When you mix Borax and water, you create a solution. Water is the solvent and Borax is the solute, or the substance that gets mixed in and dissolved. When the solution can not accommodate any more Borax, it is said to be saturated. You know it’s saturated because when you try to add more Borax, it won’t dissolve. The saturation point depends on temperature and pressure. Because the arrangement of molecules in the boiling water is looser than that of cold water and therefore has more room to dissolve Borax. On tastier or more practical note, this is why you boil the water before you add sugar when you make sweet tea, even though you drink it cold.
Try this a few times, but change one aspect or variable each time and observe the results. Compare and contrast your findings as you make those changes. For example, try chilling your Borax solution more quickly to see how that affects crystal size and growth. Will the crystals grow on string or paperclips? What else can you change?
If you have access to a microscope (maybe on your cell phone?) use it to examine the Borax crystals. Compare these to other readily available crystals in your home, like salt and sugar.
See Borax in its natural setting. Really! You can see remnants of the old Borax mines in Death Valley National Park. I visited a few years ago and was surprised to learn that the “20 Mule Teams” like the one on the box above were real more than just a corporate logo. Back in the day, they hauled Borax for the Harmony Borax Works.

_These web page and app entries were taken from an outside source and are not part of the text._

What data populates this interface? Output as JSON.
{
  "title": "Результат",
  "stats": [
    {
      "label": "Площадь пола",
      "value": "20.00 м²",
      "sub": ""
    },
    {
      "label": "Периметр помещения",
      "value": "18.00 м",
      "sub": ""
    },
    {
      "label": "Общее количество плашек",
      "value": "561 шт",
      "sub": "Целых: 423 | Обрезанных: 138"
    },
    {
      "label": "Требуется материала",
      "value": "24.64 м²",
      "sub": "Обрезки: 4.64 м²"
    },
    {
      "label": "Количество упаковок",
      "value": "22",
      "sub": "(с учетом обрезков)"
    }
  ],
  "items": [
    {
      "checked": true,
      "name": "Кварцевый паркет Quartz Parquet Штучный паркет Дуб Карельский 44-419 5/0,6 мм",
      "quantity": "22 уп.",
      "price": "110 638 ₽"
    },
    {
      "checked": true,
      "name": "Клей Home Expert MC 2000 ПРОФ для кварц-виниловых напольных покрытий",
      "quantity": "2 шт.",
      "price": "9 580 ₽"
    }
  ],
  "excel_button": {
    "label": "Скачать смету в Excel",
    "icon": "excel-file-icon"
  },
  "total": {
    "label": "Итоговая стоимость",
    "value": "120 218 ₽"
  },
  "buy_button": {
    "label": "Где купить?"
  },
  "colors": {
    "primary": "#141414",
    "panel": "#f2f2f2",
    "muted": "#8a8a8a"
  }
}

*One of my boys had a great appreciation of bling as a young child, but they never cared much for the Fairy Garden concept. My young skeptics only (begrudgingly) accepted the Tooth Fairy because she left money for them.